Protesters against Donald Trump’s inauguration are flooding to DC and putting forth their best effort to ensure that there will be a second Trump inauguration to protest four years from now.
I’m not boasting or gloating about this outcome. I didn’t want there to be a first Trump inauguration, and I probably won’t be too happy about a second one, either. Yes, a lot can and will go wrong with the Trump administration over the next four years, so it’s impossible to predict the next election. But everything in the behavior of Trump’s opponents on the left tells us they are determined to learn nothing from this past election and to double down on everything that drove voters into Trump’s camp.
Let’s start with the fact that protesting a presidential inauguration is a bad idea. The whole purpose of the inauguration is for the great and good in our nation’s capital to recognize the peaceful transition of power through the electoral process laid down in our hallowed Constitution. So naturally a bunch of Democratic congressmen have decided to boycott it, Representative John Lewis is declaring Trump “illegitimate,” and busloads of leftists have already headed to DC for a week of protests. A week.
Is this because Trump is somehow supremely, exceptionally awful? But this didn’t begin with Trump. It began with George W. Bush’s inauguration in 2001, when leftists refused to accept the election result because of the recount in Florida. Yet even after an indisputable re-election victory in 2004, they protested Bush again. It has become their way of coping, I guess, with the rejection of their favored candidate by the American people.
A lot of them—I asked someone I know who is going—just see it as a way of voicing their opposition to Trump’s agenda. I hope that makes them feel better. But that’s not the way it comes across to everyone else, and the protesters don’t really want to see it from anyone else’s perspective, and that’s their problem.
This doesn’t really come across as a protest against Trump. It doesn’t even come across as a rejection of the American political system or the process of presidential succession, because if they were really serious about that, they would do a whole lot more than a few lame street theater protests. Instead, this comes across as a temper tantrum against the existence of recalcitrant voters who don’t agree with them.

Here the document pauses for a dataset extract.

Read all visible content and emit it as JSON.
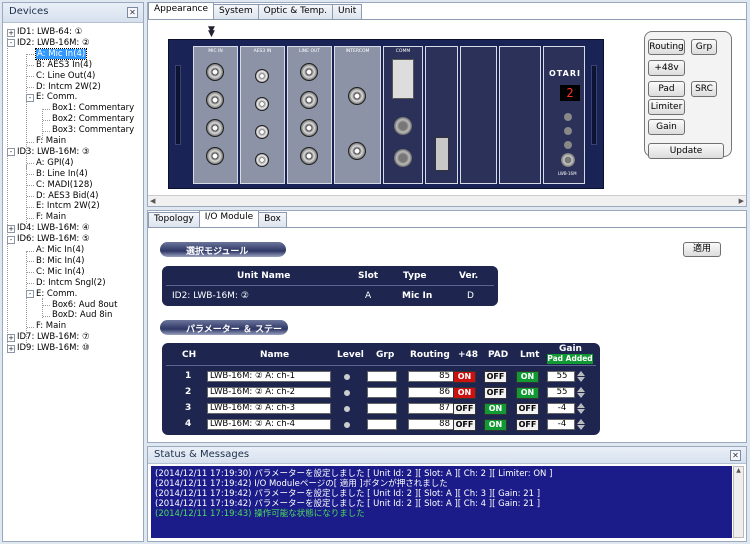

It’s like the old Bertolt Brecht poem about the attitude of a previous gang of leftists: the desire “to dissolve the people and elect another.” They are protesting the fact that the rest of the American public isn’t good enough for them.
This all comes across as a statement of contempt for anyone who’s not on board with their political agenda. Or I should say another statement of contempt for their fellow citizens. Because that’s what the left has been conveying all along, and it’s part of what drove people to Trump, no matter how inadequate and inappropriate a vessel he is for such a protest vote.
The strength of the religious vote for Trump initially mystified me, until I remembered the ferocity of the left’s assault on religious believers in the past few years—the way they were hounded and vilified for continuing to hold traditional beliefs about marriage that were suddenly deemed backward and unacceptable (at least since 2012, when President Obama stopped pretending to share them). What else do you think drove all those religious voters to support a dissolute heathen?
A lot of Americans have become tired of being called racists and bigots, particularly during the Obama years, when this accusation was trotted out to smack down anyone who opposed the president for any reason. So these voters have taken to completely, reflexively, even obstinately rejecting such accusations, even when they’re valid. That’s a problem, but it’s not going to be solved by shouting louder.
So what are the inauguration protesters doing? Describing Trump voters as a bunch of fascists and backward redneck bigots whose opinions shouldn’t count.
The pressure on entertainers to withdraw from performing at the inauguration under the threat of never working again is indicative of the problem. We can laugh at the left for living inside a bubble where everyone agrees with them or else. But this increasing ability to rule over miniature one-party states in fields like entertainment and academia is eliminating their capacity to deal with disagreement. That’s the really ominous message of the inauguration protests: that this is all they’ve got, that it’s their only way of communicating with their fellow citizens.
The message of the inauguration protests is that it’s not a bubble any more, it’s a bunker. The left has dug in deep, and all we’re going to hear from them is shouting. In all likelihood, that will only keep driving voters away.